(ASSIGNMENT):
Within this listing, how many lines include the word "Monitor"? Only the number should be given.

(STORED DATA):
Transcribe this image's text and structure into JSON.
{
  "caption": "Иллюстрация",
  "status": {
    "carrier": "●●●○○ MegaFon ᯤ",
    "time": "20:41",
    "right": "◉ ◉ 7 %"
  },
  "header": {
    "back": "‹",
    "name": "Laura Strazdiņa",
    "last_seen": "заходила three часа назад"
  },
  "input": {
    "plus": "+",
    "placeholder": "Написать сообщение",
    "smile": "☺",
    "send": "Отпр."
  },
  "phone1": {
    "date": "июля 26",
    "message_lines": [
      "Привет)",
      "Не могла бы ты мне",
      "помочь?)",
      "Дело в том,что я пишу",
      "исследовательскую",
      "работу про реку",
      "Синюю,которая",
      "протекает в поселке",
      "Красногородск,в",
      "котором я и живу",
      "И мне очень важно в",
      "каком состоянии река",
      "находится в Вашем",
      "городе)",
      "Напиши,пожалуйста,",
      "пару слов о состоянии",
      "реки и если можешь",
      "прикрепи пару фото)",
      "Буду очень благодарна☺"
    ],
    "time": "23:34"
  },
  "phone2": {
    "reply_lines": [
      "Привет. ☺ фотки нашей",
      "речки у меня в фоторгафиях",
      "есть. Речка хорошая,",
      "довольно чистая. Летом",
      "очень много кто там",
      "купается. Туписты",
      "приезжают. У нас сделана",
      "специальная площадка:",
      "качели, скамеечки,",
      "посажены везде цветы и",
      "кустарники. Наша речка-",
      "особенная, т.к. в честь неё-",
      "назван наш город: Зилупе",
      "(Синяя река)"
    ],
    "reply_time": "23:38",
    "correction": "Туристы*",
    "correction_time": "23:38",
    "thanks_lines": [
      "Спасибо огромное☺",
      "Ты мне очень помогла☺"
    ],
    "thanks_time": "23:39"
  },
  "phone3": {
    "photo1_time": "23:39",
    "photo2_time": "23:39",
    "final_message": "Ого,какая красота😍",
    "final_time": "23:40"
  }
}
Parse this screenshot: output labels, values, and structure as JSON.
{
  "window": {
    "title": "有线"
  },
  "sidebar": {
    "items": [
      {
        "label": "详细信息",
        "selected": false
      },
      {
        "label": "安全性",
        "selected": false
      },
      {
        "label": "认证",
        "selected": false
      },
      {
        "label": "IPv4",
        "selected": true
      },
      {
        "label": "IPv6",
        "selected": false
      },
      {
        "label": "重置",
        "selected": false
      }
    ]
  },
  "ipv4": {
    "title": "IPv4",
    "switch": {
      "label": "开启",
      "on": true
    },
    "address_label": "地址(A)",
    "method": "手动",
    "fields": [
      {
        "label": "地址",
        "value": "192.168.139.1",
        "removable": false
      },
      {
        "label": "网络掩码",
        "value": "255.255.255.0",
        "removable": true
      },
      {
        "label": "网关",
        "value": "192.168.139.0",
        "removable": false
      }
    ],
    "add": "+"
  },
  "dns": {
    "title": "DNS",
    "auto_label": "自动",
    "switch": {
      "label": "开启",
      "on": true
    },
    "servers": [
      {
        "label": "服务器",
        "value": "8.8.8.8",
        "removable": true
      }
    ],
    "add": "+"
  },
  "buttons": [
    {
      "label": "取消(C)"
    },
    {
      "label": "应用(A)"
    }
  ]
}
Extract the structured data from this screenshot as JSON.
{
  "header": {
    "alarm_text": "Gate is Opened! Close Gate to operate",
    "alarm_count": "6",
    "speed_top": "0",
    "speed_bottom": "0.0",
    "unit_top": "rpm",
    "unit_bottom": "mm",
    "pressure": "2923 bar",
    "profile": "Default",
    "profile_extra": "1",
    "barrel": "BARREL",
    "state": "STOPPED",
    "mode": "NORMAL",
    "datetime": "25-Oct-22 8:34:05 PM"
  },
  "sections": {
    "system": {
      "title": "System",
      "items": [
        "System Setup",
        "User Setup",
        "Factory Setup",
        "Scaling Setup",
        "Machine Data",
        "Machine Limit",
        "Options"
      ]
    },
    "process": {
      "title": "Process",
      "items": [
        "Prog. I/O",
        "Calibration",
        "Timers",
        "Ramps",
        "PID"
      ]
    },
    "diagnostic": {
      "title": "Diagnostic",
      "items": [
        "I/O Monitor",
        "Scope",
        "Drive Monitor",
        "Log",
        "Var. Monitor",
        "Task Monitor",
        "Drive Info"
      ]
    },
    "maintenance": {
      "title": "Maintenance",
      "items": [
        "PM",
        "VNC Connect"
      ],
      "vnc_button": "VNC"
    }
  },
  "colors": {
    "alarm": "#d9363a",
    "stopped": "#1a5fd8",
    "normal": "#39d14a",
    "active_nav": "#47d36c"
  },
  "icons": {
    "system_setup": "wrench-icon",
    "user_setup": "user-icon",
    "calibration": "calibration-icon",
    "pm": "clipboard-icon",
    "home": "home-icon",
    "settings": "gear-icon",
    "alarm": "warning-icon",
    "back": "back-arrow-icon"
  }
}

(TASK OUTPUT):
4